What this task involves>
Pick out and copy every line below that has the word "Pengaturan".
::::
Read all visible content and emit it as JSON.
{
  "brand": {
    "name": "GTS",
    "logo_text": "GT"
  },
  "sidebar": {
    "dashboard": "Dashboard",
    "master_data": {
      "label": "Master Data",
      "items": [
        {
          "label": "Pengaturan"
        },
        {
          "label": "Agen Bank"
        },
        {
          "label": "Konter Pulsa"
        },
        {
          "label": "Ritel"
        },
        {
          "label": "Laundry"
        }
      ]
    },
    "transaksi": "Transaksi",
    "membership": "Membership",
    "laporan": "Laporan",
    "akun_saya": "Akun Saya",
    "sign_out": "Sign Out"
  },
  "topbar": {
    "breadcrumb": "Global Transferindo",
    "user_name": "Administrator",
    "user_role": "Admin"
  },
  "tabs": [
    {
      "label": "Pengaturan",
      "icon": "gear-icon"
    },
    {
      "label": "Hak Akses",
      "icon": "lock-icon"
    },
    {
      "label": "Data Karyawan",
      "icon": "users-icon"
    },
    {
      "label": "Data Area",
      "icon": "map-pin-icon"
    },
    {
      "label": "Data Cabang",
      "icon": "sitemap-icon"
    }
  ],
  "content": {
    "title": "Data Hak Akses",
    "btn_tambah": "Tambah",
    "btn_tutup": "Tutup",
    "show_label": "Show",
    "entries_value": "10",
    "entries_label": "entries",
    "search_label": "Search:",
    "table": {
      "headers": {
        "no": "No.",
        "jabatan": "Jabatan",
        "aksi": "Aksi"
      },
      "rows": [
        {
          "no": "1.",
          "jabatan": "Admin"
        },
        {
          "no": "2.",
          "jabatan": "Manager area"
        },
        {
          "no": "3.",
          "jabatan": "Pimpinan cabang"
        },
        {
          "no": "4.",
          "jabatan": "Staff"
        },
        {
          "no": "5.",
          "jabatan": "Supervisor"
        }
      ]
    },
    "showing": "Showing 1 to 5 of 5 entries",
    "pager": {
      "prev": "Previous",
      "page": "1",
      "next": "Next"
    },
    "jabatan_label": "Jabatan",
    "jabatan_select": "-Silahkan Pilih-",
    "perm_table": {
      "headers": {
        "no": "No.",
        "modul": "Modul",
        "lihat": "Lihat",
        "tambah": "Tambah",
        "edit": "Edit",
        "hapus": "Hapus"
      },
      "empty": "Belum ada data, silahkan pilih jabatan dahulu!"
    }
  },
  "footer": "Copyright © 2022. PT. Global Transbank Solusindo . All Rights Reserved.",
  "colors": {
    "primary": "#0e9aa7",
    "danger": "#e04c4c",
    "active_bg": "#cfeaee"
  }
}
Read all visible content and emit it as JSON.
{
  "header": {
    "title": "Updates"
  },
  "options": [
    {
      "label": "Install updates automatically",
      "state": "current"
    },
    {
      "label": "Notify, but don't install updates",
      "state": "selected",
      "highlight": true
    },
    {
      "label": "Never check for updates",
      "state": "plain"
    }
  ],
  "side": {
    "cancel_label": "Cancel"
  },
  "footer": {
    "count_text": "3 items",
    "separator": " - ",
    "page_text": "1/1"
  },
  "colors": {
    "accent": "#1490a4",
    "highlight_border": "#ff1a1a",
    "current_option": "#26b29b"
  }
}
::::
Exercise result>
          "label": "Pengaturan"
      "label": "Pengaturan",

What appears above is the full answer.